We know, we know, technically speaking, we all should be leaving our blemishes well alone. But we know most of you won’t, which is why we want you to know how to pop a spot without inflicting too much damage.
There are a number of reasons why a spot may have taken up residency on your face. Fluctuating hormones, stress, poor diet, inefficient cleansing and using the wrong skincare are all common culprits. Prevention is always better than cure, so making sure you are eating well, getting enough sleep and cleansing your skin properly will go a long way towards warding off future breakouts. Incorporating blemish-busting actives into your skincare routine is also a smart move. Try niacinamide to help with oil flow, retinoids to speed up cell turnover and salicylic acid to give the pores a good clear out.
Before we dive into the nitty gritty of how to pop a spot, it’s important to know which spots have the potential to be popped, and which should be left well alone. Only ever try to squeeze a spot which has a visible head, as these are closest to the surface. Never pick, probe or attempt to pop a spot which doesn’t have a head. If it’s red, inflamed and sitting angrily under the skin, walk away. Patience is a virtue, and this kind of blemish will either eventually bubble to the surface or resolve itself in time.
Playing with or prodding at a spot that’s not ready to be squeezed, or using the wrong technique, will increase the risk of scarring and post-inflammatory hyperpigmentation (dark marks where the spot once was). If you have broken the skin and created a wound, you’ll have both the temptation to pick at the scab and potential infection to contend with too.
Here’s your step-by-step guide to how to pop a spot as carefully as possible. Remember, popping a blemish will cause redness, so it’s best to do this in the evening, giving inflammation time to settle overnight.
Before you start, it’s crucial to clean your skin and your hands. That means you’ll need to be in your bathroom, at home – not jabbing at your spot in a dimly lit restaurant bathroom. Working with a clean canvas and hands will reduce the risk of transferring more bacteria into the blemish.
Wrap both of your index fingers in a piece of clean tissue. Or, if you want to be extra gentle, you can use cotton buds in place of your fingers.
Place your index fingers (or cotton buds) on either side of the spot, laying them flat on the skin.
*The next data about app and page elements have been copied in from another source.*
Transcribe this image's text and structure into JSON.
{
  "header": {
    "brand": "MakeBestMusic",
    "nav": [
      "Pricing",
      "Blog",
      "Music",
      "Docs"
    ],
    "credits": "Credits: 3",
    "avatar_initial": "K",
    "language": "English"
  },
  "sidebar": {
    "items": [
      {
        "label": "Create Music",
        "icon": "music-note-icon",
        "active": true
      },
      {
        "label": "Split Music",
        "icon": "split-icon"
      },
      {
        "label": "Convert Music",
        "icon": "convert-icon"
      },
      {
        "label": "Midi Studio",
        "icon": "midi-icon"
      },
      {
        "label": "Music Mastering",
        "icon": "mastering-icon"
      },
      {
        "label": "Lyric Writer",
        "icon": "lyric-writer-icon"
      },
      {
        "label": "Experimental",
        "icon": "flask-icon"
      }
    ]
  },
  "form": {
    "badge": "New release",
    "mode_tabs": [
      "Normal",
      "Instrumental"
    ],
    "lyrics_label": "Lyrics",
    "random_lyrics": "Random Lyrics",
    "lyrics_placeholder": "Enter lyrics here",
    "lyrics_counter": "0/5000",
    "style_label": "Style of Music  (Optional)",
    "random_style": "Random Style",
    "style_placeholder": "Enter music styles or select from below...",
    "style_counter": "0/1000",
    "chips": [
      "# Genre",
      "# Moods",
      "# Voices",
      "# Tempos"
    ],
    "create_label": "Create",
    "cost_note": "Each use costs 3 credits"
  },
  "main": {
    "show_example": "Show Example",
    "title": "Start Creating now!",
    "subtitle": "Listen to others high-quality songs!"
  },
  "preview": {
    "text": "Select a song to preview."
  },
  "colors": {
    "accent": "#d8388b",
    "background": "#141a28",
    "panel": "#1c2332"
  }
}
Don’t be tempted to use the end of your fingers, as you will inevitably end up using your nails, especially if they’re long.
Carefully squeeze your fingers together, pressing downwards. Applying gentle pressure should be enough to dislodge the gunk inside. If it hurts, stop, and if it bleeds you have gone too far.
If it won’t budge, step away. It’s not a case of if at first you don’t succeed, try, try again – this is your cue that the spot is not ready to be popped. Pushing at and playing with a pimple that’s not ready to pop is more likely to cause inflammation, making the spot appear redder and angrier than it was previously.